Perhaps the most iconic flower across the world, the rose has captured our imagination through the ages, be it through art or its symbolic value or just by virtue of its natural beauty. A favoured ingredient in perfumery, the value of roses goes beyond its fragrance to its medicinal, ornamental and symbolic uses.

The symbol of the rose has changed through centures. For instance, in the pre-Christian era, the rose was symbolic of the goddess Venus and later became reminiscent of the Virgin Mary. The symbol eventually led to the creation of the rosary prayer.

For the ancient world, the rose was also a symbol of silence. It is said that Eros presented the rose to the god of silence and the term ‘sub rosa’ that means under the rose stands for silence.

In Islam & Sufism, the rose is often used as a literary device to mark loveliness as well as in architecture and landscaping where the rose is the central motif in well-thought-out geometric gardens. Persian legend says that as Mohammed was taken to Heaven, his sweat fell to earth and became the first rose.

The importance of the rose continued till later ages where it became the national flower of England, inspired by the War of the Roses where the House of Lancaster were represented by a red rose and the House of York was represented by a white rose. Across the pond, Henry VIII’s recipe for a rose perfume is still recorded at Oxford, ‘Take six spoonful of rose oil, the same of rose water, and a quarter of an ounce of sugar. Mix well together and two grains of musk and one ounce of ambergris, then boil slowly for six hours and then strain”.

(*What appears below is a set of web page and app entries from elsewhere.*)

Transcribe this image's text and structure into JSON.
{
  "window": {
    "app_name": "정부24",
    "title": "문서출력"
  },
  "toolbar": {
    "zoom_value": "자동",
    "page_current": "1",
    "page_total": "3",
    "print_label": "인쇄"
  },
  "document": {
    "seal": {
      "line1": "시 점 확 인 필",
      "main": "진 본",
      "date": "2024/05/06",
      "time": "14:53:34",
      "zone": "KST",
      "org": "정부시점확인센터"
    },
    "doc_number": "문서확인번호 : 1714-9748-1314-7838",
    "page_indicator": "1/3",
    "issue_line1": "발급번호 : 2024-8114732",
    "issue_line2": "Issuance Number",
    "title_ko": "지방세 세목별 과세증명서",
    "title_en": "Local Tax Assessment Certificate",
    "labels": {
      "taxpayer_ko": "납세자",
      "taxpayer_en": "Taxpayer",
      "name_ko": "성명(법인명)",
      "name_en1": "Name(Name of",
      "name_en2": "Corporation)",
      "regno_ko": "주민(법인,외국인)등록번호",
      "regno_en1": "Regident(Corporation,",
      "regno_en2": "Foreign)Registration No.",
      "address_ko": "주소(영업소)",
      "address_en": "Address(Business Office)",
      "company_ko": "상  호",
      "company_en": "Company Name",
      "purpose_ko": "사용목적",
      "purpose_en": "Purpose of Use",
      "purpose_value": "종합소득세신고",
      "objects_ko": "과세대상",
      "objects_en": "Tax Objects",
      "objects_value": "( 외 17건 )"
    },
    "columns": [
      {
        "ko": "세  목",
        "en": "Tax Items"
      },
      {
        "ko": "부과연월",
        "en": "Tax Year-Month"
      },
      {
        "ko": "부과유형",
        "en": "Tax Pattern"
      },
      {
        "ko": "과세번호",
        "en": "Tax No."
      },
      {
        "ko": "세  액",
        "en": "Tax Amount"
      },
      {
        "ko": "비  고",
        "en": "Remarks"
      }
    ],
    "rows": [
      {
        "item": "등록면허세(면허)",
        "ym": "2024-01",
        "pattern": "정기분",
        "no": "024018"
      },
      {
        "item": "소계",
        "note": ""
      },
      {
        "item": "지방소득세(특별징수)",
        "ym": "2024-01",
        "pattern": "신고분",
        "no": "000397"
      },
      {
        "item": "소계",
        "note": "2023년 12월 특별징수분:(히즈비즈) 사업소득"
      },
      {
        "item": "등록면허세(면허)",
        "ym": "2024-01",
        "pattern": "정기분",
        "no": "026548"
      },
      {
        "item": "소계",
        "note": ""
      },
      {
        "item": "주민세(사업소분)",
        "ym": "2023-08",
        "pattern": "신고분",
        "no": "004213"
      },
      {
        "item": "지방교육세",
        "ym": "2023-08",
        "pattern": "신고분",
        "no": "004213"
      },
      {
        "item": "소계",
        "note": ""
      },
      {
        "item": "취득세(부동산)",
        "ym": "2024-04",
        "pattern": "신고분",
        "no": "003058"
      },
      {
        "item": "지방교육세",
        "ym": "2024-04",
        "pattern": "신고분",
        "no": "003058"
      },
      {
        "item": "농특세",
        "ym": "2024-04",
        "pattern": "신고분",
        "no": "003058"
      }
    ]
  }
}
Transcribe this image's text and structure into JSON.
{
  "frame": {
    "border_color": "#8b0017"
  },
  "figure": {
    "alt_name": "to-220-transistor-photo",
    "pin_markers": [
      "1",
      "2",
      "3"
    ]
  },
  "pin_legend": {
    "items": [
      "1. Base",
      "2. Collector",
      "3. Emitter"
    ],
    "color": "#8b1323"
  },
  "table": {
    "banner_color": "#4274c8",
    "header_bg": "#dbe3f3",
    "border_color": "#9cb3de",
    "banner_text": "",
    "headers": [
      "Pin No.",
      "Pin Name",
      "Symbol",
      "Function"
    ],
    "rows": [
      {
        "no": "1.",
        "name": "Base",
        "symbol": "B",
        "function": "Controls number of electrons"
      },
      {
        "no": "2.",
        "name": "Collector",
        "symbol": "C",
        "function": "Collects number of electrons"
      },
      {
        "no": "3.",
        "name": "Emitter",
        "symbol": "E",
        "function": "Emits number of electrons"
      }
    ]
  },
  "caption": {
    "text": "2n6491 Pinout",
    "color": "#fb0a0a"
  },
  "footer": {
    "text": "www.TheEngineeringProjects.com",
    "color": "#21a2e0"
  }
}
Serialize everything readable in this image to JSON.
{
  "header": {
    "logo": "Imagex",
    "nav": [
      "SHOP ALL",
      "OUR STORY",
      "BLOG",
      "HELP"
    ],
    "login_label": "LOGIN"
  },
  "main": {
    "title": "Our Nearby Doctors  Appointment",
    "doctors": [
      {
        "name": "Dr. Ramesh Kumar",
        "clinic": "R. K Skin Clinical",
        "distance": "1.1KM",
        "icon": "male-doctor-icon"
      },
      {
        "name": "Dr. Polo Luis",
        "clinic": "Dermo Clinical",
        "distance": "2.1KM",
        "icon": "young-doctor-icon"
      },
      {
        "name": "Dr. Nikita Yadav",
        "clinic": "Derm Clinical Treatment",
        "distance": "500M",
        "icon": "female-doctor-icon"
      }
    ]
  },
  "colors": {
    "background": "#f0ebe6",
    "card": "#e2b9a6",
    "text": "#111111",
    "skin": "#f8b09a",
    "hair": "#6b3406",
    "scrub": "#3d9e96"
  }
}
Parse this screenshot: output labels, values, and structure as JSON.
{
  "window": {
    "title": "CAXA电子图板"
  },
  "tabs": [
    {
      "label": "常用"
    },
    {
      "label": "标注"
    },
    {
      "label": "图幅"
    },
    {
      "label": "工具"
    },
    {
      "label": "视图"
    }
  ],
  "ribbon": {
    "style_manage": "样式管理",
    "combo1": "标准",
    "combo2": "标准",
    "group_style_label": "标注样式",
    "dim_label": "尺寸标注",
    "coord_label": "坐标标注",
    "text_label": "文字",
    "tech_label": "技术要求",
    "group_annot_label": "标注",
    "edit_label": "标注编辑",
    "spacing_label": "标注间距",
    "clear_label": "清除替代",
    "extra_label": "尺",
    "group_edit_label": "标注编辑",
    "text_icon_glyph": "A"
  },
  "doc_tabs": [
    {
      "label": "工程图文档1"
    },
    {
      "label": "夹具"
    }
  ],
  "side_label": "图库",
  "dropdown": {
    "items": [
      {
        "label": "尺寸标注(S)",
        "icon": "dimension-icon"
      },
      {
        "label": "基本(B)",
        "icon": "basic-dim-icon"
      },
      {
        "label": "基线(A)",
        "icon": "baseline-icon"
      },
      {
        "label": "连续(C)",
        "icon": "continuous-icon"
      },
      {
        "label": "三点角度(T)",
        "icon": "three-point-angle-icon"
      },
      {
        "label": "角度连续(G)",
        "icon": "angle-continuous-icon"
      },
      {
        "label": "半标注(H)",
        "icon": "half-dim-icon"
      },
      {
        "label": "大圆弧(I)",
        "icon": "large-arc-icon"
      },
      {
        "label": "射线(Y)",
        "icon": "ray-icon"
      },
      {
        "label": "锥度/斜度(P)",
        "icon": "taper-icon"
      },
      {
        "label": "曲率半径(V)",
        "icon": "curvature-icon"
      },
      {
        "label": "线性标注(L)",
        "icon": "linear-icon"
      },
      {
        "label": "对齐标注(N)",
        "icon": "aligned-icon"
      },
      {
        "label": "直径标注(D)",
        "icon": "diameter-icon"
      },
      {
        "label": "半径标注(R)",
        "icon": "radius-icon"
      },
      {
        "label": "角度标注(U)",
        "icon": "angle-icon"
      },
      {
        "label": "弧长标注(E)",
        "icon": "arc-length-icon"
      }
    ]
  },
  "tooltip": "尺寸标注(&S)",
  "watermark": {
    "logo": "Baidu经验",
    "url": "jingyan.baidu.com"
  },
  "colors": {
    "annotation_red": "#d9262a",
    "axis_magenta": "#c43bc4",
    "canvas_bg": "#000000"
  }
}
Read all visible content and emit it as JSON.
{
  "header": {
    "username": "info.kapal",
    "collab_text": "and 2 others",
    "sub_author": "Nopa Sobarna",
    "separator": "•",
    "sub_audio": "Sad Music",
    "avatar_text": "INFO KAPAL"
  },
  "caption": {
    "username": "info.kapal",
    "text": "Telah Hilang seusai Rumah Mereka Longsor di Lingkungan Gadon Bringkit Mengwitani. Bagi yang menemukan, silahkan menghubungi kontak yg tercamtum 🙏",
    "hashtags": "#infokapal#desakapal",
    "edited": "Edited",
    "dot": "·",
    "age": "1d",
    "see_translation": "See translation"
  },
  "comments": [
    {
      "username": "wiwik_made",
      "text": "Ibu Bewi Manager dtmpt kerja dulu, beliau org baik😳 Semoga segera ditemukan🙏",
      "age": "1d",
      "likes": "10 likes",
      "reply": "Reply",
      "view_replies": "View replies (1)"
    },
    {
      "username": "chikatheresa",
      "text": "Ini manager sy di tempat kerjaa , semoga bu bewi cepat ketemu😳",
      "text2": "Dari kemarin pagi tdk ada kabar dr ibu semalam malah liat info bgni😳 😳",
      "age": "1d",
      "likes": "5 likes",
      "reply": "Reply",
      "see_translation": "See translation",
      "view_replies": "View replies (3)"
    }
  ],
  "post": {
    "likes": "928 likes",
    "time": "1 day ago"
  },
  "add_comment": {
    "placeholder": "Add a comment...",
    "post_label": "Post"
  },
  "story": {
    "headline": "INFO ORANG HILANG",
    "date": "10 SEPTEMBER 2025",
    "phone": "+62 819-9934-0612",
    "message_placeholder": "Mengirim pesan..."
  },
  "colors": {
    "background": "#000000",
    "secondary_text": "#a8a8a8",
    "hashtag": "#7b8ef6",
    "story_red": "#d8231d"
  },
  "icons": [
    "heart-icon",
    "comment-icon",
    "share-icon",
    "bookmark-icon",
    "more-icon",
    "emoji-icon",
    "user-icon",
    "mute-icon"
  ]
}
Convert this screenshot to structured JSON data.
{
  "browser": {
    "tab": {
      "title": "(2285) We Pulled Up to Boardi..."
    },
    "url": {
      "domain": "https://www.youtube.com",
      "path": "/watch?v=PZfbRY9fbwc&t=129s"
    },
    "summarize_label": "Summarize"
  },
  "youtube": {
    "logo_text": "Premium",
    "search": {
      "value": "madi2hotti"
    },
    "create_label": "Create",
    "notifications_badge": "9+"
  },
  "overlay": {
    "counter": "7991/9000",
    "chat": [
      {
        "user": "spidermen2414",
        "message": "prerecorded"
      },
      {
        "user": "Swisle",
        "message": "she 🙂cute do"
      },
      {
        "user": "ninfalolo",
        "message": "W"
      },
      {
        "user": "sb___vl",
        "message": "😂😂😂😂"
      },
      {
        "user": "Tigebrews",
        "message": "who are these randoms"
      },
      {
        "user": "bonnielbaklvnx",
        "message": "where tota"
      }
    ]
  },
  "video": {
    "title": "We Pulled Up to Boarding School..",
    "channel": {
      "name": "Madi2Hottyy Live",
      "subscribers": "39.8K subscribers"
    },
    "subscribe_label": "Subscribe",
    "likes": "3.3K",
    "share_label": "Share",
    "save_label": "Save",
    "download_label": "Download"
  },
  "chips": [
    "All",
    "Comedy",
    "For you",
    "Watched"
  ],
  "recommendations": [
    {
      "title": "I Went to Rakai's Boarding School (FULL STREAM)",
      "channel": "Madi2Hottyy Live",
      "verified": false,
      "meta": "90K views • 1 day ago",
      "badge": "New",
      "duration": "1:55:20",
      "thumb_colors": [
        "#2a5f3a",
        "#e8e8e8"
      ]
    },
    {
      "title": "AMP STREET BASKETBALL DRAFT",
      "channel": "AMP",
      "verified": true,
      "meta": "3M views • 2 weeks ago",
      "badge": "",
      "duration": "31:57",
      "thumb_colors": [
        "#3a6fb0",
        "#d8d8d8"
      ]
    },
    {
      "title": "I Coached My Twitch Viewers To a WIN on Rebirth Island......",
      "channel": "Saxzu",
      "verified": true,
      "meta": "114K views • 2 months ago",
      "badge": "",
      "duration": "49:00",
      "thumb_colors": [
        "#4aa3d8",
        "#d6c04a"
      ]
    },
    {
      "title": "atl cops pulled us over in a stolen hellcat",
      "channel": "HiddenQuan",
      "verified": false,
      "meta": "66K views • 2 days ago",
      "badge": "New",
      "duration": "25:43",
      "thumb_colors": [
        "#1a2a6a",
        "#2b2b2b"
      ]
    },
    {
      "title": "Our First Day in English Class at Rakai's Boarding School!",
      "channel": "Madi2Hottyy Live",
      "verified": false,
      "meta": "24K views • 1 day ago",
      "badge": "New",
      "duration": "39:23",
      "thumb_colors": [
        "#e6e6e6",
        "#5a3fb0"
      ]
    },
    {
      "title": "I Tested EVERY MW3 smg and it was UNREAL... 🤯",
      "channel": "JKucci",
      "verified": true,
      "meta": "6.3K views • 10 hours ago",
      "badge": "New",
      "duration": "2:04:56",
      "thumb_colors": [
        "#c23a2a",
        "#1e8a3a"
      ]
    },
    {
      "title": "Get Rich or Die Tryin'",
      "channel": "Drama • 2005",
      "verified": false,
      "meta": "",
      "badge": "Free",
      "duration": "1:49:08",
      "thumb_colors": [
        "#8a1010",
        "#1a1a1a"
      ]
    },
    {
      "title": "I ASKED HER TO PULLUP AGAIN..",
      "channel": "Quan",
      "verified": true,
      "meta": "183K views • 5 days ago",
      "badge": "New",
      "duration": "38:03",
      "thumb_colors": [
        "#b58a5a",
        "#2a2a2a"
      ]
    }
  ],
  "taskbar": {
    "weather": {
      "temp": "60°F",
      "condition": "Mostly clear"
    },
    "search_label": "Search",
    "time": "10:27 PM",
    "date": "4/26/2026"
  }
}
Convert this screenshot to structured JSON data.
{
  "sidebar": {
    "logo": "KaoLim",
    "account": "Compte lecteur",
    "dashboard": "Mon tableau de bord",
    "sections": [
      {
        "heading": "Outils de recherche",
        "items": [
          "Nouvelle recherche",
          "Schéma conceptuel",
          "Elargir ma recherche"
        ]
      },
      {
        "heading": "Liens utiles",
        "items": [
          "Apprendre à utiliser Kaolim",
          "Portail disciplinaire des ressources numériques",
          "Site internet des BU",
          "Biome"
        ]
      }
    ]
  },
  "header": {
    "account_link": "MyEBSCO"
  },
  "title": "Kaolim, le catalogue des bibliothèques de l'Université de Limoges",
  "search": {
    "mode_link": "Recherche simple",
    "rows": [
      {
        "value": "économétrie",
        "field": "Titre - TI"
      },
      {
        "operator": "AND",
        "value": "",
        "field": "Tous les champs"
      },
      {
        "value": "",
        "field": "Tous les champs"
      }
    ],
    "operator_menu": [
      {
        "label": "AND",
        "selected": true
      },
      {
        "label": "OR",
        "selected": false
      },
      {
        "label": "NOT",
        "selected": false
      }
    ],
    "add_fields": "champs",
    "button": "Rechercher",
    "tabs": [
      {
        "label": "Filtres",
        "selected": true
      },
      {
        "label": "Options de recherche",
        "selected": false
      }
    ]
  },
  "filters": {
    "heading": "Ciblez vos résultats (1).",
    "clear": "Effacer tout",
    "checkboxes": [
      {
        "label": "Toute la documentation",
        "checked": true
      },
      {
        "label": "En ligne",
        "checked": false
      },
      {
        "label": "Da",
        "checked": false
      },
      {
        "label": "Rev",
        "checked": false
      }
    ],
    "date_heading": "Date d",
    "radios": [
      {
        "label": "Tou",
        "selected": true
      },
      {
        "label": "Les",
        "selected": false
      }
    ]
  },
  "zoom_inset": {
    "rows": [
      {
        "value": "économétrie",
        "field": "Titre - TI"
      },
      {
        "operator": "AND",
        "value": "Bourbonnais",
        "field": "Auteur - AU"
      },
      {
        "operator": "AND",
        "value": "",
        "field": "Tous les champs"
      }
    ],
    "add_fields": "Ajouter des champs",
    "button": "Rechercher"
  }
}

For our Madurai Talkies, we have used roses from Turkey that have a certain flair associated with them. The rose, or gül as it is called in Turkish, has been blossoming in the country for generations.

Notes : The Magical & Ritual Use of Perfumes by Richard Alan Miller & Iona Miller

September 17, 2016 — Digital Impressions